Myth #5 - The mortgage refinance book is already over
People seem to think refinancing window has closed, but industry insiders say that’s premature.
“The reality is that as rates for a 30-year fixed-rate inch closer to 3.00 percent, it is likely that we could see another wave of refinances,” said Joe Tyrrell, chief operating officer at Ellie Mae, a mortgage technology service provider. “In 2019, over 75 percent of all loans closed on our platform had an interest rate of 3.75% or higher, which means as current rates continue to lower, there are still a large number of consumers who can take advantage of those rates and make a meaningful reduction in their current mortgage payment.”
Myth #6: Forbearance won’t impact future mortgage buying or refinancing a home
Many Americans have taken advantage of the recent Coronavirus Aid, Relief, and Economic Security (CARES) Act by entering into a mortgage forbearance on a current mortgage. Many also believe doing so won’t impact their ability to obtain a new mortgage.

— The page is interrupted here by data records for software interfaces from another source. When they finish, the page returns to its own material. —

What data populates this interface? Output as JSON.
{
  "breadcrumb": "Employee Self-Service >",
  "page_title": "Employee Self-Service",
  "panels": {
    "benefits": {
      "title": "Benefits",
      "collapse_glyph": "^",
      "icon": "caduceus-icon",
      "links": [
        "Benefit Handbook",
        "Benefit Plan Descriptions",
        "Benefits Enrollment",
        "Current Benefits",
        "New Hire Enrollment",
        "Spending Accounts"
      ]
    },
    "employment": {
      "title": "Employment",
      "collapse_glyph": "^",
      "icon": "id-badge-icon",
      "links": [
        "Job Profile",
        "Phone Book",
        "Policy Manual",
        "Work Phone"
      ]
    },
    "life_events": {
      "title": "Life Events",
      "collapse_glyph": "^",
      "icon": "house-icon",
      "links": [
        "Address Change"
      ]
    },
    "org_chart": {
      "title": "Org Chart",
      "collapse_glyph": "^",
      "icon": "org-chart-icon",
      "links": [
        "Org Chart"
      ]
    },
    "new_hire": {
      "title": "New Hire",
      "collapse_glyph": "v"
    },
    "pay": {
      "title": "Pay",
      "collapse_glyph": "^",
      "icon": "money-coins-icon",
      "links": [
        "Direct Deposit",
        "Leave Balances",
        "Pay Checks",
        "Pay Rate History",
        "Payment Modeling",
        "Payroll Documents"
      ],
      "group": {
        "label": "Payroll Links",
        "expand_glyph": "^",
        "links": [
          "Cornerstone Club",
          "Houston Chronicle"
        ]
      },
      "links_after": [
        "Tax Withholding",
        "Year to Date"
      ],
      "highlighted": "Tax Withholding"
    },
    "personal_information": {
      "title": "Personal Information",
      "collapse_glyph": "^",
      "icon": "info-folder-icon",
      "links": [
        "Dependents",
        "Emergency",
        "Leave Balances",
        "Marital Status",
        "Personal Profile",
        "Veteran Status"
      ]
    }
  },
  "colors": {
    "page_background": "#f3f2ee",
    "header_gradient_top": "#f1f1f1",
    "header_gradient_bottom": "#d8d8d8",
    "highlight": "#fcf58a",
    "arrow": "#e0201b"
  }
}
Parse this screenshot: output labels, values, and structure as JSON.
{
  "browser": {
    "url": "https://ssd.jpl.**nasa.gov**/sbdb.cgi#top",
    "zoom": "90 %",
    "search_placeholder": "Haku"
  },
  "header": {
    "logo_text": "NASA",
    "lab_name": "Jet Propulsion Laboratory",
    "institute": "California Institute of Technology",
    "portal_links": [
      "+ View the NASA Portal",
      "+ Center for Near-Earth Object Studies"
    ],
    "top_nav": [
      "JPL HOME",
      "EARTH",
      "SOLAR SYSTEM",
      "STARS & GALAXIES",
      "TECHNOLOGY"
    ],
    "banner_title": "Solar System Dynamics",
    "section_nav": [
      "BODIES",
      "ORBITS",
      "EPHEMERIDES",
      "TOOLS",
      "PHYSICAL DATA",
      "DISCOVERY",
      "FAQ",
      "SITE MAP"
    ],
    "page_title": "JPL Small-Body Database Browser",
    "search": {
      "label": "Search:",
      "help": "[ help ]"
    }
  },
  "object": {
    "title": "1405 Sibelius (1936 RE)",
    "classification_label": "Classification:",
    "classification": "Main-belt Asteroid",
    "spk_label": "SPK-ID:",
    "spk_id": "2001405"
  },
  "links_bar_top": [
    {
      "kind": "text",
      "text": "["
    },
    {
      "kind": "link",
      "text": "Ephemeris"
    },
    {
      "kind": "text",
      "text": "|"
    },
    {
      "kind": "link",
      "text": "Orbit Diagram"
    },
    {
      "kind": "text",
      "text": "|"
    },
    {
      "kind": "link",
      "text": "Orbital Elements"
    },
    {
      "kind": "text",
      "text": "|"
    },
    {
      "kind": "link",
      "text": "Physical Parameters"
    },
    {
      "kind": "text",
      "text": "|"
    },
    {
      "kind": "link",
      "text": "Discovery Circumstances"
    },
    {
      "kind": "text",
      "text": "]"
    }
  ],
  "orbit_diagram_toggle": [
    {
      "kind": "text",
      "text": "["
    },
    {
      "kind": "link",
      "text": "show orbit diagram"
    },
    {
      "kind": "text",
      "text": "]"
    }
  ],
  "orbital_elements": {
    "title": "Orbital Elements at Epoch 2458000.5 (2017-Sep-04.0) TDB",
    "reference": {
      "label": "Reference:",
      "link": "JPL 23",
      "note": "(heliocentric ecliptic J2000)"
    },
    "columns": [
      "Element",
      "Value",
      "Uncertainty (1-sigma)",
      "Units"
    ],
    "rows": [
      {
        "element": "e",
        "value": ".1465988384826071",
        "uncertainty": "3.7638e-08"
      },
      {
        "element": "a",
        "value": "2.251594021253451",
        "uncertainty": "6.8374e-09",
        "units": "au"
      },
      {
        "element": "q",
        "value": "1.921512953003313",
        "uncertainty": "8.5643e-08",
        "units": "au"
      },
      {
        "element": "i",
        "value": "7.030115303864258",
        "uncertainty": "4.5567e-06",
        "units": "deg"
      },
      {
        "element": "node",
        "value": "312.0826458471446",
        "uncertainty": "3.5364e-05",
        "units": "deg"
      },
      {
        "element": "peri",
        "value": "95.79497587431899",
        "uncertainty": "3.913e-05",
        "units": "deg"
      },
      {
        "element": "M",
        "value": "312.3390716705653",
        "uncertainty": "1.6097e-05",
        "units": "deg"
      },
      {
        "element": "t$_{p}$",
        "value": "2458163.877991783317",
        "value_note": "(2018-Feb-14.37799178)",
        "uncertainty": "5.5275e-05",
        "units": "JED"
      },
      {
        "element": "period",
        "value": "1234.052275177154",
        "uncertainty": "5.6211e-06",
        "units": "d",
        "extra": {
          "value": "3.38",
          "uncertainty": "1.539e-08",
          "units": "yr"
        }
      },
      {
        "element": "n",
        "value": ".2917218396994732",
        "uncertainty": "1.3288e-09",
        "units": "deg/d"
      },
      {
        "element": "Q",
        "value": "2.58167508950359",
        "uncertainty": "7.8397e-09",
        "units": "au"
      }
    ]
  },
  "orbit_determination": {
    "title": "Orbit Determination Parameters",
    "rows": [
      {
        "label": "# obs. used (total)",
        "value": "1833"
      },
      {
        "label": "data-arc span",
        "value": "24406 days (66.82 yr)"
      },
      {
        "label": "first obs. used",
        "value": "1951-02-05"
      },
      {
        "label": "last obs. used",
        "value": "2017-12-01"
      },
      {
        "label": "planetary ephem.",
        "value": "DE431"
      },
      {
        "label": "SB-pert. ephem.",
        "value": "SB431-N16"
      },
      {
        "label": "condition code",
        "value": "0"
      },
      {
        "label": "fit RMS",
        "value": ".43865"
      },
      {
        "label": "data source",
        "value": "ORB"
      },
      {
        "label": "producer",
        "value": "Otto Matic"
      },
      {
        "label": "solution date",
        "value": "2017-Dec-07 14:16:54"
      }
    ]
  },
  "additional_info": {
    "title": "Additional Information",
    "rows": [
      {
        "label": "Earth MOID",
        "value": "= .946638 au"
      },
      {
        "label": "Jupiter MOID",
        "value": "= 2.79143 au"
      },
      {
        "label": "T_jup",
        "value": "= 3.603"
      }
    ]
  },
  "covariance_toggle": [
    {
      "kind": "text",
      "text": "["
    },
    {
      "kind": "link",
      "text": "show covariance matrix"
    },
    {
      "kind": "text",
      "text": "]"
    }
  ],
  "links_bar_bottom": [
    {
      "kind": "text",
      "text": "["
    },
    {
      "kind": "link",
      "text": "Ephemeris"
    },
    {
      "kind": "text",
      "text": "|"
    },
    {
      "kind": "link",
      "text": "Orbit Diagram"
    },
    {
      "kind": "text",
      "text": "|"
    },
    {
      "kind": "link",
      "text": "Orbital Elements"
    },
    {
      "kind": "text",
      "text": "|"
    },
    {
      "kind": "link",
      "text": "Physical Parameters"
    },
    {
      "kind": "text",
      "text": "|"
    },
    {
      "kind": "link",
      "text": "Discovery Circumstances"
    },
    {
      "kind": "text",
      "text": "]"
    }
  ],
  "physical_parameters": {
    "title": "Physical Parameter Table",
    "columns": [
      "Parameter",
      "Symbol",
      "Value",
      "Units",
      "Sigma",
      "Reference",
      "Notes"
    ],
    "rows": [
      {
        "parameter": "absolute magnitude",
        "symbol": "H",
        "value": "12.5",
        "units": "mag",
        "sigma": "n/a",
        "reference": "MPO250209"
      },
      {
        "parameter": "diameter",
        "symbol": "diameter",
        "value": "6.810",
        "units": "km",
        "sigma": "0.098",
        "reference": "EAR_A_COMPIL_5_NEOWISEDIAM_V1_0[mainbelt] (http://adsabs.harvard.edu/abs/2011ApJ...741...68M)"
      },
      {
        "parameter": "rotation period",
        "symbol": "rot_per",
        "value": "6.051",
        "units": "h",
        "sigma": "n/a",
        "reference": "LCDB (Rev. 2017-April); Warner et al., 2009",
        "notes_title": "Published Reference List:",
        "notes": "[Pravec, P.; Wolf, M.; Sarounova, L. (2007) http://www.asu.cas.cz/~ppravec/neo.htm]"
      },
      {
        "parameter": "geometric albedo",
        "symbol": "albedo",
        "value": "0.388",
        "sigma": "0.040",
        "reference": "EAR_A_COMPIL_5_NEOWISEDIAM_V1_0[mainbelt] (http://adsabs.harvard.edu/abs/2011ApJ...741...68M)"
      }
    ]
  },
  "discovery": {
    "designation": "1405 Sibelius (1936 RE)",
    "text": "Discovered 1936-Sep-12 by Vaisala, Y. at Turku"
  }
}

“This is not true,” Higgins said. “While there isn’t much guidance currently on how a mortgage 'forbearance' will impact your credit report or your credit score, most lenders will not move forward with a new mortgage for a customer who is currently in forbearance on any mortgages.”